SALT LAKE CITY -- The new showroom owned by Tesla Motors looks ready to go, with a shiny car on display, fancy high definition touch screen computers mounted around the interior, and the exterior ringed with high voltage chargers for the famous electric luxury models.
But state law still says they can't open.
The Utah House of Representatives defeated HB 394 in a vote on the floor. The bill would have changed Utah franchise law, which currently protects the system of independently owned dealers acting as middlemen between the major car makers and the customer.
Tesla doesn't sell cars through that model.
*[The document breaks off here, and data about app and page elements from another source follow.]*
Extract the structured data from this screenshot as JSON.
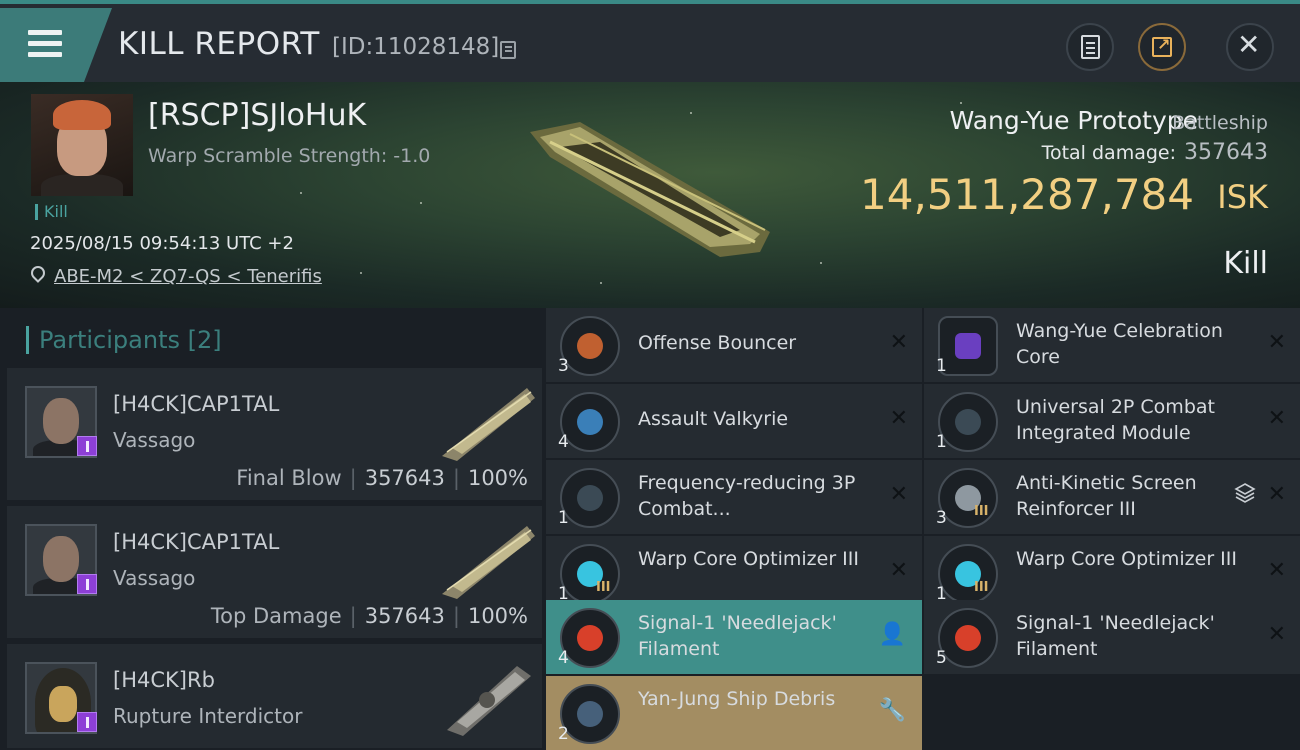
{
  "header": {
    "title": "KILL REPORT",
    "report_id": "[ID:11028148]"
  },
  "victim": {
    "name": "[RSCP]SJloHuK",
    "warp_scramble": "Warp Scramble Strength: -1.0",
    "tag": "Kill",
    "datetime": "2025/08/15 09:54:13 UTC +2",
    "location": "ABE-M2 < ZQ7-QS < Tenerifis",
    "ship_name": "Wang-Yue Prototype",
    "ship_class": "Battleship",
    "total_damage_label": "Total damage:",
    "total_damage": "357643",
    "isk_value": "14,511,287,784",
    "isk_unit": "ISK",
    "result": "Kill"
  },
  "participants": {
    "header": "Participants",
    "count": "[2]",
    "rows": [
      {
        "name": "[H4CK]CAP1TAL",
        "ship": "Vassago",
        "role": "Final Blow",
        "damage": "357643",
        "percent": "100%"
      },
      {
        "name": "[H4CK]CAP1TAL",
        "ship": "Vassago",
        "role": "Top Damage",
        "damage": "357643",
        "percent": "100%"
      },
      {
        "name": "[H4CK]Rb",
        "ship": "Rupture Interdictor",
        "role": "",
        "damage": "",
        "percent": ""
      }
    ]
  },
  "items": {
    "left": [
      {
        "qty": "3",
        "name": "Offense  Bouncer",
        "status": "destroyed",
        "icon": "bouncer-icon"
      },
      {
        "qty": "4",
        "name": "Assault Valkyrie",
        "status": "destroyed",
        "icon": "drone-icon"
      },
      {
        "qty": "1",
        "name": "Frequency-reducing 3P Combat...",
        "status": "destroyed",
        "icon": "module-icon"
      },
      {
        "qty": "1",
        "name": "Warp Core Optimizer III",
        "status": "destroyed",
        "meta": "III",
        "icon": "optimizer-icon"
      },
      {
        "qty": "4",
        "name": "Signal-1 'Needlejack' Filament",
        "status": "dropped",
        "icon": "filament-icon"
      },
      {
        "qty": "2",
        "name": "Yan-Jung Ship Debris",
        "status": "salvage",
        "icon": "debris-icon"
      }
    ],
    "right": [
      {
        "qty": "1",
        "name": "Wang-Yue Celebration Core",
        "status": "destroyed",
        "icon": "core-icon"
      },
      {
        "qty": "1",
        "name": "Universal 2P Combat Integrated Module",
        "status": "destroyed",
        "icon": "module-icon"
      },
      {
        "qty": "3",
        "name": "Anti-Kinetic Screen Reinforcer III",
        "status": "destroyed",
        "meta": "III",
        "stacked": true,
        "icon": "reinforcer-icon"
      },
      {
        "qty": "1",
        "name": "Warp Core Optimizer III",
        "status": "destroyed",
        "meta": "III",
        "icon": "optimizer-icon"
      },
      {
        "qty": "5",
        "name": "Signal-1 'Needlejack' Filament",
        "status": "destroyed",
        "icon": "filament-icon"
      }
    ]
  },
  "colors": {
    "accent_teal": "#4aa3a0",
    "isk_gold": "#f2cf82",
    "dropped_bg": "#3f8f8a",
    "salvage_bg": "#a38d62",
    "badge_purple": "#8d3fd6"
  }
}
They make sales online, with showrooms available for test drives and to pick up cars.
Rep. Kim Coleman, R-West Jordan, sponsored legislation that would have cleared the way for Tesla.
"It is a new day and we can't create the new world using an old map," Coleman said.
But the majority of legislators opposed the bill, many saying they know a change is necessary, but they wanted to take more time to understand how it would impact long-established car dealers.
"These are the very businesses that have been contributing to the community, 16 and a half to 17 percent of our sales tax comes from our auto dealerships," said Rep. Ken Ivory, R-West Jordan.
Tesla motors general counsel, James Chen, sent FOX 13 a response to the House vote, saying:
"Tesla is disappointed that the House failed to vote out favorably the bill sponsored by Representative Kim Coleman – a bill that would have cleared the way for an American manufacturer of all electric vehicles to do business in the state. Tesla’s mission of catalyzing the world’s transition to electric vehicles will continue and we will explore other avenues that will allow direct sales of Tesla’s award winning vehicle in Utah so that Utah consumers can choose for themselves how and whether to buy a Tesla."